Just finished reading a fantastic article over at hip hop site Smoking Gun about R.A the Rugged Man’s infamous verse on Uncommon Valor: A Vietnam War Story. The song appeared on Jedi Mind Tricks’ last album (Servants in Heaven, Kings in Hell) and was immediately noted for its subject matter and fantastic delivery by the legendary rapper.
If you’ve never heard the track before, you can check it out at R.A.’s Myspace page. Make sure you do. It’s one of the most haunting songs around, and is guaranteed to stick with you. It’s everything that’s right about hip hop nowadays… forget all the mainstream garbage.
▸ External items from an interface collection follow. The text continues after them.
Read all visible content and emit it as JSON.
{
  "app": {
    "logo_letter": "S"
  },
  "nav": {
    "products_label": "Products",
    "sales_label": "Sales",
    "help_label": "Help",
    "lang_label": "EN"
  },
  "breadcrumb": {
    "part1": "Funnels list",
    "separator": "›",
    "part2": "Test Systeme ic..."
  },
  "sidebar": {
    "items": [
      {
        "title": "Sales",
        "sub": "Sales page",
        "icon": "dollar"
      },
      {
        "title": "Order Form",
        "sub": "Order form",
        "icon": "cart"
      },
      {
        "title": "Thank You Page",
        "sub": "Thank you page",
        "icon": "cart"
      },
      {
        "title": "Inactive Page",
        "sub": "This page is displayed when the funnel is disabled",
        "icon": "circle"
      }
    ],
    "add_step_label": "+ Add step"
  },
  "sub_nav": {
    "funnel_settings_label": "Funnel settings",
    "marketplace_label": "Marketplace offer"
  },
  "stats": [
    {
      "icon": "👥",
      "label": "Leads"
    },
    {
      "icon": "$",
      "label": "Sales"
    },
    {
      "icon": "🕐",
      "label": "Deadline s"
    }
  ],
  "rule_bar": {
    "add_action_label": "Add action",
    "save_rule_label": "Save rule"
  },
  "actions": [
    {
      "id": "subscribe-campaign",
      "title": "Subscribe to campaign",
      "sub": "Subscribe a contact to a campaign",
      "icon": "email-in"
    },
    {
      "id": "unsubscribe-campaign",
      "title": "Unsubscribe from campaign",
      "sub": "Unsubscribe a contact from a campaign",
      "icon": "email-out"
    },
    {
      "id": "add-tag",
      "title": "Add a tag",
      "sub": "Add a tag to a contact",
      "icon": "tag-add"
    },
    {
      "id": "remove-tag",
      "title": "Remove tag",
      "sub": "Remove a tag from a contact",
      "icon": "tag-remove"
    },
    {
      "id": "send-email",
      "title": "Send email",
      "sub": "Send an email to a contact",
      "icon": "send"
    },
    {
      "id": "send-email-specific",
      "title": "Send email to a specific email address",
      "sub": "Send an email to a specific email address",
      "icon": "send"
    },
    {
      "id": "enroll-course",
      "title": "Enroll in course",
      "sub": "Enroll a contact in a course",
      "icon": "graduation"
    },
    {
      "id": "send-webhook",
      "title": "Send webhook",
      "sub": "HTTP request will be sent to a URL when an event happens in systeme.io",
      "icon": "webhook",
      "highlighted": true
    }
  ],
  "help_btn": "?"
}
The thing that got most people hooked on the song is that R.A. is retelling his father’s
story about his time in Vietnam, and everything he describes
really happened. In a genre known for people bragging about things they’ve never done and will never do in order to get cred, it was a refreshing change of pace. His delivery isn’t bragging, either, it’s simple, monotone, stating the facts. He saw true horror and pain in his life, and that’s just the way it is. Stoupe’s beautiful but haunting production melds with it perfectly and combined with JMT frontman Vinny Paz’s tight opening verse (that was unfortunately overlooked) you’ve got one of the best tracks of recent years. 

It’s also a demonstration of one of the biggest reasons I love hip hop, and that’s the storytelling aspect. Sure, you can tell stories with other genres of music, but not nearly as well. It’s obviously all about the lyrics here, and the best MCs will bring you along with them and show you a little about their world. The clever way they’re organized and laid out, the way the best rappers can make you sit back and rewind the track because you just can’t believe the way they just strung words together- it’s something I’ve always loved and wished I could do myself.

It also reminds me that I always thought about sitting down with my grandfather and getting his story out on paper, and makes me sorry that I never did.

One of my best friends’ godfather reminds me a lot of my grandfather, and has lived a really long and interesting life. When we hung out with him he’d always have a story for us, some aspect of his life that no one could have imagined he lived through. How he was a jazz drummer, a dancer that won contests. But he’s a gentleman, and it’s only when there were no girls around that the real stories would come out. The storming of the beaches in WWII. Being captured and put in a POW camp. The hookers in every country.

What it’s like to kill a man.

Years and years and years later, you can still see all of it in his eyes. Just serves to remind you that sometimes real life makes the best stories, and the most compelling art.